Aim of the task. Some lines in the listing hold the word "Reject". Return each of them.

--- Available records Enclosed Below ---

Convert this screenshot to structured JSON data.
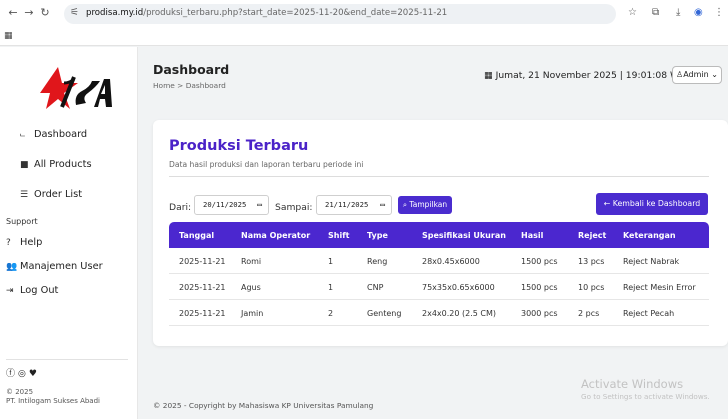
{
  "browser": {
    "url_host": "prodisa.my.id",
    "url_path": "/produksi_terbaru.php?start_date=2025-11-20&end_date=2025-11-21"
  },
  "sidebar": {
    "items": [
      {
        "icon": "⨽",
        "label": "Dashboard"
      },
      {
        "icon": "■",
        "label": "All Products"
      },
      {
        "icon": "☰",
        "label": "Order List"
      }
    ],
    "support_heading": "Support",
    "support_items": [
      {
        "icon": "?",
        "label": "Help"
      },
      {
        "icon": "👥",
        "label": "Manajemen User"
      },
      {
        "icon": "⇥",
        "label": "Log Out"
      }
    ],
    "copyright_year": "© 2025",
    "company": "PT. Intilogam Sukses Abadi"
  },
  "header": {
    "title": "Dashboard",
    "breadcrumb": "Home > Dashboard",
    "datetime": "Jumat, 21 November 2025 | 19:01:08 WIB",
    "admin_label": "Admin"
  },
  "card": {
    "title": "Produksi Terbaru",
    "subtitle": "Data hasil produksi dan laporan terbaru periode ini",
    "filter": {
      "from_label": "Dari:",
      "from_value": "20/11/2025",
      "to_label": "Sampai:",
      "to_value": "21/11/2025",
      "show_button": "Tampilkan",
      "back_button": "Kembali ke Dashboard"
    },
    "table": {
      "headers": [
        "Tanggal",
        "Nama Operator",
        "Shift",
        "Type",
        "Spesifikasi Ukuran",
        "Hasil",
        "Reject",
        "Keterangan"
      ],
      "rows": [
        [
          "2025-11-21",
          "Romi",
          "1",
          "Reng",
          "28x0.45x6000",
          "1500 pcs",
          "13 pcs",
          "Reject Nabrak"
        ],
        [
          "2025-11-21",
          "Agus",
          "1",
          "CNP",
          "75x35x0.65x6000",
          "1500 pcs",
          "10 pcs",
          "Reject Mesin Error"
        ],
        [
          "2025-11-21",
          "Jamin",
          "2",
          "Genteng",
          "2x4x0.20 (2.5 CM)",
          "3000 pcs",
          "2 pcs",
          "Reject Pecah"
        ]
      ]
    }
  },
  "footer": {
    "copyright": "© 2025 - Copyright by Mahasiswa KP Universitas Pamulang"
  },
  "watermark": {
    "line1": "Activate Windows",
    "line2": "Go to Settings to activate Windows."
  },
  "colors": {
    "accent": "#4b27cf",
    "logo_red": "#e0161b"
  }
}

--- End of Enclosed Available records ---
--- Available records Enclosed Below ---

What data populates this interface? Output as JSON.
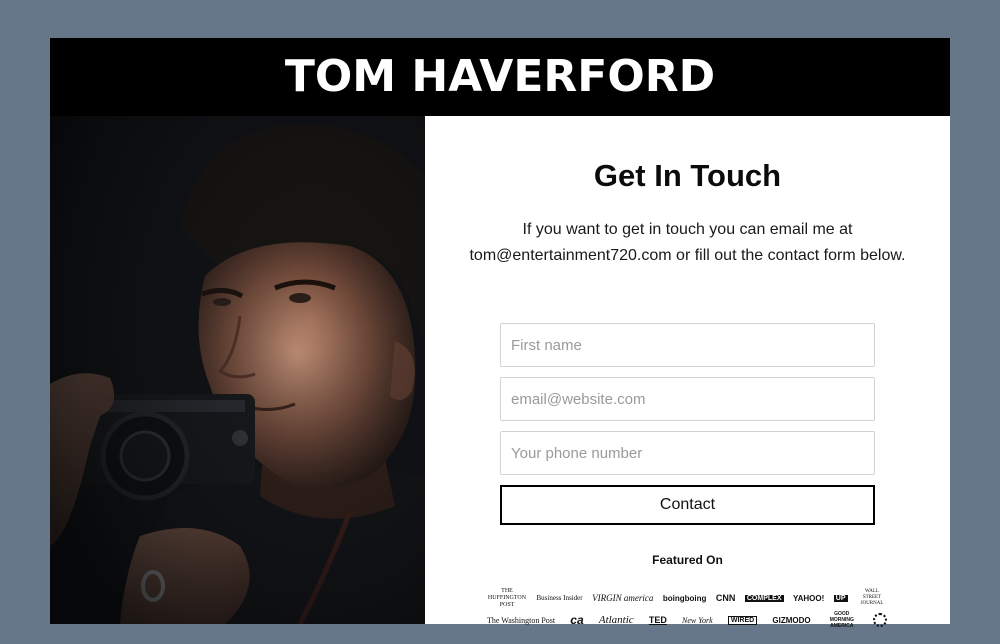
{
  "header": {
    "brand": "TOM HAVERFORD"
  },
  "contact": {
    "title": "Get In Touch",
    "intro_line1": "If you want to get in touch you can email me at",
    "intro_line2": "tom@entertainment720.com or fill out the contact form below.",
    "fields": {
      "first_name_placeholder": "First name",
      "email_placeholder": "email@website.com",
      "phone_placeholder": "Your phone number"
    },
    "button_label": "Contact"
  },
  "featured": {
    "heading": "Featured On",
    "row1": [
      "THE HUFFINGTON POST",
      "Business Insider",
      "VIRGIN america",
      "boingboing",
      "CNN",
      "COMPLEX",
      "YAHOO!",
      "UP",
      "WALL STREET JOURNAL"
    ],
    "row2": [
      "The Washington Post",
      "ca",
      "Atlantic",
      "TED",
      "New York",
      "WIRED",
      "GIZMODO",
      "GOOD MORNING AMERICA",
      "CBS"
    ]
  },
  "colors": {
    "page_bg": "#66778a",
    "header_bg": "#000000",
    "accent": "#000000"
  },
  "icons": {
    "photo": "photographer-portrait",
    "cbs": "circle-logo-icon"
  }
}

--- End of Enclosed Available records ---

Reply.
        "Reject",
          "Reject Nabrak"
          "Reject Mesin Error"
          "Reject Pecah"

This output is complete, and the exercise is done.